=== Data to examine ===
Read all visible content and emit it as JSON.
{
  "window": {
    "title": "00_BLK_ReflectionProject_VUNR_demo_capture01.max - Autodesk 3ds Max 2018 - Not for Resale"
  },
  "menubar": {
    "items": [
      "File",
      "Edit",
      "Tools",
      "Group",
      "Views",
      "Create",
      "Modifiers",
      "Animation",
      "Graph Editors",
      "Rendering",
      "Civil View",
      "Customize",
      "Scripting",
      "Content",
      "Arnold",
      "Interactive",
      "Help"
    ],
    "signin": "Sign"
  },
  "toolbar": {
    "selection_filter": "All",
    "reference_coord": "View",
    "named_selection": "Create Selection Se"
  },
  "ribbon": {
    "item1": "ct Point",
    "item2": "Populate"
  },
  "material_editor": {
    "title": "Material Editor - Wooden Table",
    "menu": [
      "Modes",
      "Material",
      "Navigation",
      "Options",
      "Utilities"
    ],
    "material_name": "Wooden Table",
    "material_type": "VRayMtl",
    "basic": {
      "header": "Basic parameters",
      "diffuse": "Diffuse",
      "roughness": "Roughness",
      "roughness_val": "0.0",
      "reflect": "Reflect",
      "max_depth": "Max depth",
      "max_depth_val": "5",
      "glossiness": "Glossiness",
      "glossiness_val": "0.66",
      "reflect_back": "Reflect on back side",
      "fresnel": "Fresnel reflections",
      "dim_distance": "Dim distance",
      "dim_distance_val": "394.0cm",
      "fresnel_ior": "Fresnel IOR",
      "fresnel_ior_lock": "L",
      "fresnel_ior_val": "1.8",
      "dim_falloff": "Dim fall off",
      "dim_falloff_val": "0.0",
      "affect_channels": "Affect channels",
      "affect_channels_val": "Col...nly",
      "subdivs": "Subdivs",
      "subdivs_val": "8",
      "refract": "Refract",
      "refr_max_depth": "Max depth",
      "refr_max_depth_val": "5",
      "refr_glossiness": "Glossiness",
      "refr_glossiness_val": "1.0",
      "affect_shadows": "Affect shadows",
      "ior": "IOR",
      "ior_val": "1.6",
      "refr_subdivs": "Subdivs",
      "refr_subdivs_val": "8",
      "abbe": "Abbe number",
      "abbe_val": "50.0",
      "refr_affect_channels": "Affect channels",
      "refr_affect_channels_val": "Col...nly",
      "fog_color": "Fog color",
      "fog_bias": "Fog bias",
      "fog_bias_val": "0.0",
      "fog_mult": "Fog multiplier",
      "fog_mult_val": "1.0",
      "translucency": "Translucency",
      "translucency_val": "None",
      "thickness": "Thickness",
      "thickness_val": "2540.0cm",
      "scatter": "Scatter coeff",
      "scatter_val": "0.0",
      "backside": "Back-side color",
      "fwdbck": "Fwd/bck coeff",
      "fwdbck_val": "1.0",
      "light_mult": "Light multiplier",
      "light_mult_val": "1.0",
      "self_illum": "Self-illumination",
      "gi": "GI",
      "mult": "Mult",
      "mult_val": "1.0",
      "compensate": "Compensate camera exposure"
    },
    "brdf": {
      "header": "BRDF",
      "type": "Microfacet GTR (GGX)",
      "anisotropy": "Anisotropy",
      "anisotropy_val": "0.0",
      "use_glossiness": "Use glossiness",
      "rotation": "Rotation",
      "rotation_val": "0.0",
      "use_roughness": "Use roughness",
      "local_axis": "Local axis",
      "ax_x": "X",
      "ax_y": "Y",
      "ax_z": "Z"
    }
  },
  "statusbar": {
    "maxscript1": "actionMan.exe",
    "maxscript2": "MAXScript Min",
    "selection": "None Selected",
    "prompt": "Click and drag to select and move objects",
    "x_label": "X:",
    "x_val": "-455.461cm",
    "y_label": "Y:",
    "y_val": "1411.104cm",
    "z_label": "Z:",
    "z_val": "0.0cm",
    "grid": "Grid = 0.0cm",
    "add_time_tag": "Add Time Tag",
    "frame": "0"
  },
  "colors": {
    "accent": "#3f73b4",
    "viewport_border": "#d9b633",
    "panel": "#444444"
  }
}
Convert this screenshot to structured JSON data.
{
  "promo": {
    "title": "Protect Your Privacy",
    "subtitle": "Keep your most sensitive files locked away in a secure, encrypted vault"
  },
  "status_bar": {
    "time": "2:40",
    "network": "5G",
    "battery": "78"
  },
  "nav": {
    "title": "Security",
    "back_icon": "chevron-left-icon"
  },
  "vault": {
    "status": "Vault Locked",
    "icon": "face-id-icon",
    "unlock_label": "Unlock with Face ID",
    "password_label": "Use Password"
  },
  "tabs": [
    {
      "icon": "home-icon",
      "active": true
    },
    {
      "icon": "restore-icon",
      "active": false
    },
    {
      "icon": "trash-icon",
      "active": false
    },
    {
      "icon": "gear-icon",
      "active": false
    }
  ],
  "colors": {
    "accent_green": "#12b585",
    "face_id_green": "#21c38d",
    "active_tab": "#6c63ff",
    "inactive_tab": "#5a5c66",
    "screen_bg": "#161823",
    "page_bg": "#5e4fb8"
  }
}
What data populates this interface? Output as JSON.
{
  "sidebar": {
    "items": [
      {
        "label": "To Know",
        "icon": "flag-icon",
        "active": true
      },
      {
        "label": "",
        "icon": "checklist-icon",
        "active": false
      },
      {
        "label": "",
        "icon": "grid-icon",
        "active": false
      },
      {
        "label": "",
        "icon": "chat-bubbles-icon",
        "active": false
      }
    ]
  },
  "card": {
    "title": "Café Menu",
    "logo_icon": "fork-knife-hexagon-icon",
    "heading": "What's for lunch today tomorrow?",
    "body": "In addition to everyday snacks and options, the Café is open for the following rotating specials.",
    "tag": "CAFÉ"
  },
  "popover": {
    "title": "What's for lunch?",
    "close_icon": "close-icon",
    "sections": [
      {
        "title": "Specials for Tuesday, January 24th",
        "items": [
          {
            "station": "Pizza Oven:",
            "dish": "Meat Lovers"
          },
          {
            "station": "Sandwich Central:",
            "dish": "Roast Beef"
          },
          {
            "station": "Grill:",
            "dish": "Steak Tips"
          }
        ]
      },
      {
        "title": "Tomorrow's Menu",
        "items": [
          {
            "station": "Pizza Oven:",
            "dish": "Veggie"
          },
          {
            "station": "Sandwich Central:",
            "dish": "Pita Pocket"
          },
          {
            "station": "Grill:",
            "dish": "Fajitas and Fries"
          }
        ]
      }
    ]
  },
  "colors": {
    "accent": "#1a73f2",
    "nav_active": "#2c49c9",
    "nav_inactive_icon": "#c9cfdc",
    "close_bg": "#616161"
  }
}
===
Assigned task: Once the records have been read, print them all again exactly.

Written response:
Read all visible content and emit it as JSON.
{
  "window": {
    "title": "00_BLK_ReflectionProject_VUNR_demo_capture01.max - Autodesk 3ds Max 2018 - Not for Resale"
  },
  "menubar": {
    "items": [
      "File",
      "Edit",
      "Tools",
      "Group",
      "Views",
      "Create",
      "Modifiers",
      "Animation",
      "Graph Editors",
      "Rendering",
      "Civil View",
      "Customize",
      "Scripting",
      "Content",
      "Arnold",
      "Interactive",
      "Help"
    ],
    "signin": "Sign"
  },
  "toolbar": {
    "selection_filter": "All",
    "reference_coord": "View",
    "named_selection": "Create Selection Se"
  },
  "ribbon": {
    "item1": "ct Point",
    "item2": "Populate"
  },
  "material_editor": {
    "title": "Material Editor - Wooden Table",
    "menu": [
      "Modes",
      "Material",
      "Navigation",
      "Options",
      "Utilities"
    ],
    "material_name": "Wooden Table",
    "material_type": "VRayMtl",
    "basic": {
      "header": "Basic parameters",
      "diffuse": "Diffuse",
      "roughness": "Roughness",
      "roughness_val": "0.0",
      "reflect": "Reflect",
      "max_depth": "Max depth",
      "max_depth_val": "5",
      "glossiness": "Glossiness",
      "glossiness_val": "0.66",
      "reflect_back": "Reflect on back side",
      "fresnel": "Fresnel reflections",
      "dim_distance": "Dim distance",
      "dim_distance_val": "394.0cm",
      "fresnel_ior": "Fresnel IOR",
      "fresnel_ior_lock": "L",
      "fresnel_ior_val": "1.8",
      "dim_falloff": "Dim fall off",
      "dim_falloff_val": "0.0",
      "affect_channels": "Affect channels",
      "affect_channels_val": "Col...nly",
      "subdivs": "Subdivs",
      "subdivs_val": "8",
      "refract": "Refract",
      "refr_max_depth": "Max depth",
      "refr_max_depth_val": "5",
      "refr_glossiness": "Glossiness",
      "refr_glossiness_val": "1.0",
      "affect_shadows": "Affect shadows",
      "ior": "IOR",
      "ior_val": "1.6",
      "refr_subdivs": "Subdivs",
      "refr_subdivs_val": "8",
      "abbe": "Abbe number",
      "abbe_val": "50.0",
      "refr_affect_channels": "Affect channels",
      "refr_affect_channels_val": "Col...nly",
      "fog_color": "Fog color",
      "fog_bias": "Fog bias",
      "fog_bias_val": "0.0",
      "fog_mult": "Fog multiplier",
      "fog_mult_val": "1.0",
      "translucency": "Translucency",
      "translucency_val": "None",
      "thickness": "Thickness",
      "thickness_val": "2540.0cm",
      "scatter": "Scatter coeff",
      "scatter_val": "0.0",
      "backside": "Back-side color",
      "fwdbck": "Fwd/bck coeff",
      "fwdbck_val": "1.0",
      "light_mult": "Light multiplier",
      "light_mult_val": "1.0",
      "self_illum": "Self-illumination",
      "gi": "GI",
      "mult": "Mult",
      "mult_val": "1.0",
      "compensate": "Compensate camera exposure"
    },
    "brdf": {
      "header": "BRDF",
      "type": "Microfacet GTR (GGX)",
      "anisotropy": "Anisotropy",
      "anisotropy_val": "0.0",
      "use_glossiness": "Use glossiness",
      "rotation": "Rotation",
      "rotation_val": "0.0",
      "use_roughness": "Use roughness",
      "local_axis": "Local axis",
      "ax_x": "X",
      "ax_y": "Y",
      "ax_z": "Z"
    }
  },
  "statusbar": {
    "maxscript1": "actionMan.exe",
    "maxscript2": "MAXScript Min",
    "selection": "None Selected",
    "prompt": "Click and drag to select and move objects",
    "x_label": "X:",
    "x_val": "-455.461cm",
    "y_label": "Y:",
    "y_val": "1411.104cm",
    "z_label": "Z:",
    "z_val": "0.0cm",
    "grid": "Grid = 0.0cm",
    "add_time_tag": "Add Time Tag",
    "frame": "0"
  },
  "colors": {
    "accent": "#3f73b4",
    "viewport_border": "#d9b633",
    "panel": "#444444"
  }
}
Convert this screenshot to structured JSON data.
{
  "promo": {
    "title": "Protect Your Privacy",
    "subtitle": "Keep your most sensitive files locked away in a secure, encrypted vault"
  },
  "status_bar": {
    "time": "2:40",
    "network": "5G",
    "battery": "78"
  },
  "nav": {
    "title": "Security",
    "back_icon": "chevron-left-icon"
  },
  "vault": {
    "status": "Vault Locked",
    "icon": "face-id-icon",
    "unlock_label": "Unlock with Face ID",
    "password_label": "Use Password"
  },
  "tabs": [
    {
      "icon": "home-icon",
      "active": true
    },
    {
      "icon": "restore-icon",
      "active": false
    },
    {
      "icon": "trash-icon",
      "active": false
    },
    {
      "icon": "gear-icon",
      "active": false
    }
  ],
  "colors": {
    "accent_green": "#12b585",
    "face_id_green": "#21c38d",
    "active_tab": "#6c63ff",
    "inactive_tab": "#5a5c66",
    "screen_bg": "#161823",
    "page_bg": "#5e4fb8"
  }
}
What data populates this interface? Output as JSON.
{
  "sidebar": {
    "items": [
      {
        "label": "To Know",
        "icon": "flag-icon",
        "active": true
      },
      {
        "label": "",
        "icon": "checklist-icon",
        "active": false
      },
      {
        "label": "",
        "icon": "grid-icon",
        "active": false
      },
      {
        "label": "",
        "icon": "chat-bubbles-icon",
        "active": false
      }
    ]
  },
  "card": {
    "title": "Café Menu",
    "logo_icon": "fork-knife-hexagon-icon",
    "heading": "What's for lunch today tomorrow?",
    "body": "In addition to everyday snacks and options, the Café is open for the following rotating specials.",
    "tag": "CAFÉ"
  },
  "popover": {
    "title": "What's for lunch?",
    "close_icon": "close-icon",
    "sections": [
      {
        "title": "Specials for Tuesday, January 24th",
        "items": [
          {
            "station": "Pizza Oven:",
            "dish": "Meat Lovers"
          },
          {
            "station": "Sandwich Central:",
            "dish": "Roast Beef"
          },
          {
            "station": "Grill:",
            "dish": "Steak Tips"
          }
        ]
      },
      {
        "title": "Tomorrow's Menu",
        "items": [
          {
            "station": "Pizza Oven:",
            "dish": "Veggie"
          },
          {
            "station": "Sandwich Central:",
            "dish": "Pita Pocket"
          },
          {
            "station": "Grill:",
            "dish": "Fajitas and Fries"
          }
        ]
      }
    ]
  },
  "colors": {
    "accent": "#1a73f2",
    "nav_active": "#2c49c9",
    "nav_inactive_icon": "#c9cfdc",
    "close_bg": "#616161"
  }
}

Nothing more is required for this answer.